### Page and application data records
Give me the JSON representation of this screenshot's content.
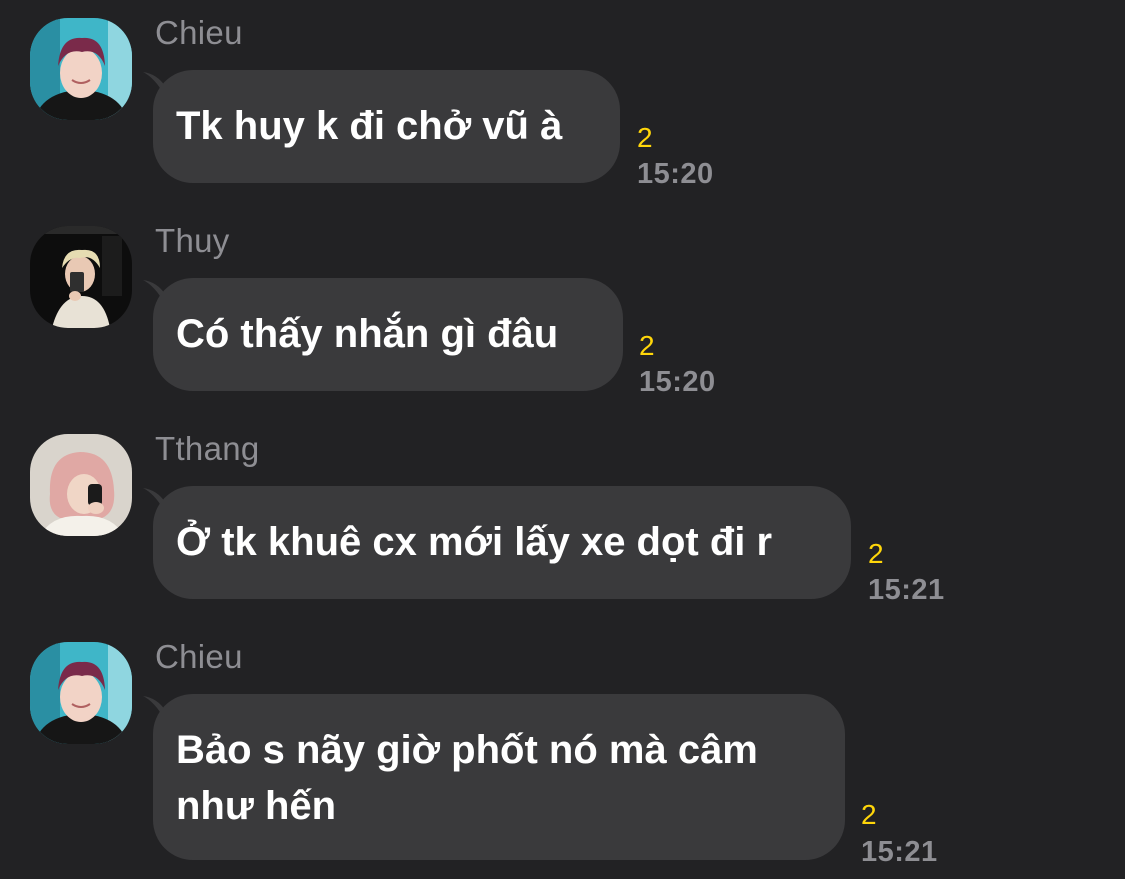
{
  "messages": [
    {
      "sender": "Chieu",
      "avatar": "avatar-chieu",
      "text_lines": [
        "Tk huy k đi chở vũ à"
      ],
      "read_count": "2",
      "time": "15:20"
    },
    {
      "sender": "Thuy",
      "avatar": "avatar-thuy",
      "text_lines": [
        "Có thấy nhắn gì đâu"
      ],
      "read_count": "2",
      "time": "15:20"
    },
    {
      "sender": "Tthang",
      "avatar": "avatar-tthang",
      "text_lines": [
        "Ở tk khuê cx mới lấy xe dọt đi r"
      ],
      "read_count": "2",
      "time": "15:21"
    },
    {
      "sender": "Chieu",
      "avatar": "avatar-chieu",
      "text_lines": [
        "Bảo s nãy giờ phốt nó mà câm",
        "như hến"
      ],
      "read_count": "2",
      "time": "15:21"
    }
  ],
  "colors": {
    "background": "#222224",
    "bubble": "#3a3a3c",
    "read_count": "#ffd60a",
    "muted_text": "#8e8e93"
  }
}
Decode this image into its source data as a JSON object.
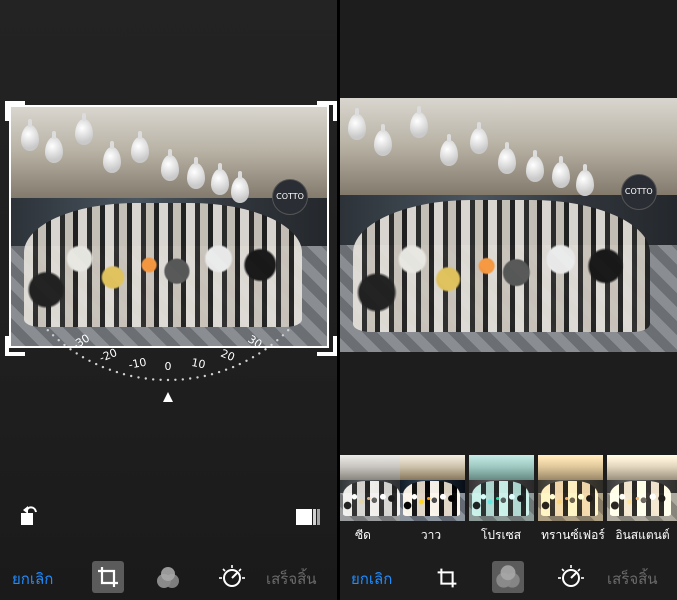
{
  "left_panel": {
    "dial": {
      "tick_labels": [
        "-30",
        "-20",
        "-10",
        "0",
        "10",
        "20",
        "30"
      ],
      "selected_angle": 0
    },
    "icons": {
      "rotate": "rotate-left-icon",
      "aspect": "aspect-ratio-icon"
    },
    "toolbar": {
      "cancel_label": "ยกเลิก",
      "done_label": "เสร็จสิ้น",
      "crop_icon": "crop-icon",
      "filters_icon": "filters-icon",
      "adjust_icon": "adjust-icon"
    }
  },
  "right_panel": {
    "filters": [
      {
        "label": "ซีด",
        "selected": false
      },
      {
        "label": "วาว",
        "selected": false
      },
      {
        "label": "โปรเซส",
        "selected": false
      },
      {
        "label": "ทรานซ์เฟอร์",
        "selected": false
      },
      {
        "label": "อินสแตนต์",
        "selected": false
      }
    ],
    "toolbar": {
      "cancel_label": "ยกเลิก",
      "done_label": "เสร็จสิ้น",
      "crop_icon": "crop-icon",
      "filters_icon": "filters-icon",
      "adjust_icon": "adjust-icon"
    }
  },
  "colors": {
    "accent": "#1f8cff",
    "disabled": "#6a6a6a",
    "toolbar_bg": "#1d1d1d"
  }
}
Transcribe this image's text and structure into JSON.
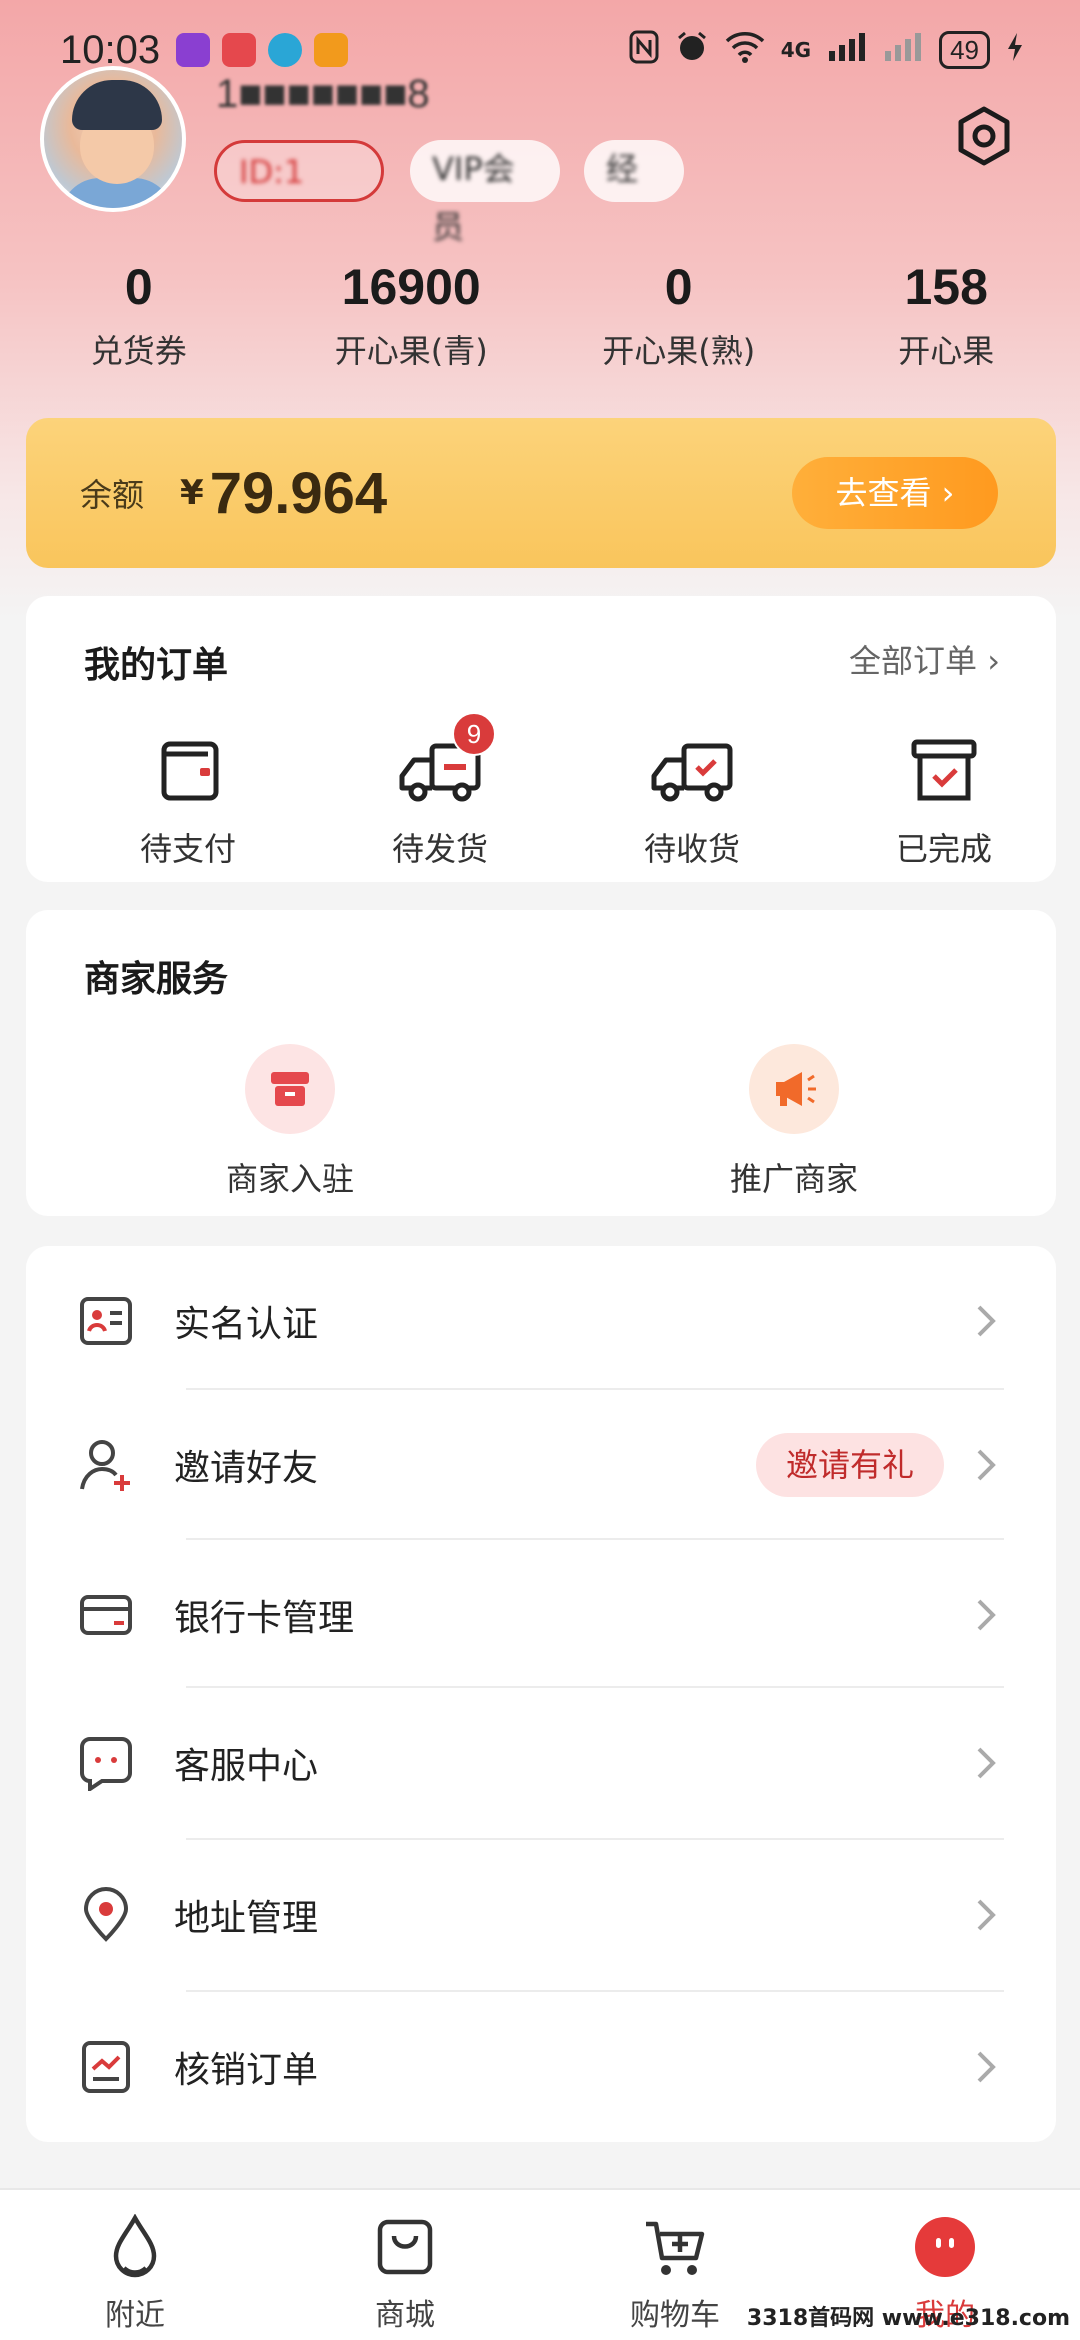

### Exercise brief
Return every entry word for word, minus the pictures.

### Response for this exercise
Give me the JSON representation of this screenshot's content.
{
  "messages": [
    {
      "sender": "Chieu",
      "avatar": "avatar-chieu",
      "text_lines": [
        "Tk huy k đi chở vũ à"
      ],
      "read_count": "2",
      "time": "15:20"
    },
    {
      "sender": "Thuy",
      "avatar": "avatar-thuy",
      "text_lines": [
        "Có thấy nhắn gì đâu"
      ],
      "read_count": "2",
      "time": "15:20"
    },
    {
      "sender": "Tthang",
      "avatar": "avatar-tthang",
      "text_lines": [
        "Ở tk khuê cx mới lấy xe dọt đi r"
      ],
      "read_count": "2",
      "time": "15:21"
    },
    {
      "sender": "Chieu",
      "avatar": "avatar-chieu",
      "text_lines": [
        "Bảo s nãy giờ phốt nó mà câm",
        "như hến"
      ],
      "read_count": "2",
      "time": "15:21"
    }
  ],
  "colors": {
    "background": "#222224",
    "bubble": "#3a3a3c",
    "read_count": "#ffd60a",
    "muted_text": "#8e8e93"
  }
}
Decode this image into its source data as a JSON object.
{
  "left_panel": {
    "dial": {
      "tick_labels": [
        "-30",
        "-20",
        "-10",
        "0",
        "10",
        "20",
        "30"
      ],
      "selected_angle": 0
    },
    "icons": {
      "rotate": "rotate-left-icon",
      "aspect": "aspect-ratio-icon"
    },
    "toolbar": {
      "cancel_label": "ยกเลิก",
      "done_label": "เสร็จสิ้น",
      "crop_icon": "crop-icon",
      "filters_icon": "filters-icon",
      "adjust_icon": "adjust-icon"
    }
  },
  "right_panel": {
    "filters": [
      {
        "label": "ซีด",
        "selected": false
      },
      {
        "label": "วาว",
        "selected": false
      },
      {
        "label": "โปรเซส",
        "selected": false
      },
      {
        "label": "ทรานซ์เฟอร์",
        "selected": false
      },
      {
        "label": "อินสแตนต์",
        "selected": false
      }
    ],
    "toolbar": {
      "cancel_label": "ยกเลิก",
      "done_label": "เสร็จสิ้น",
      "crop_icon": "crop-icon",
      "filters_icon": "filters-icon",
      "adjust_icon": "adjust-icon"
    }
  },
  "colors": {
    "accent": "#1f8cff",
    "disabled": "#6a6a6a",
    "toolbar_bg": "#1d1d1d"
  }
}
Transcribe this image's text and structure into JSON.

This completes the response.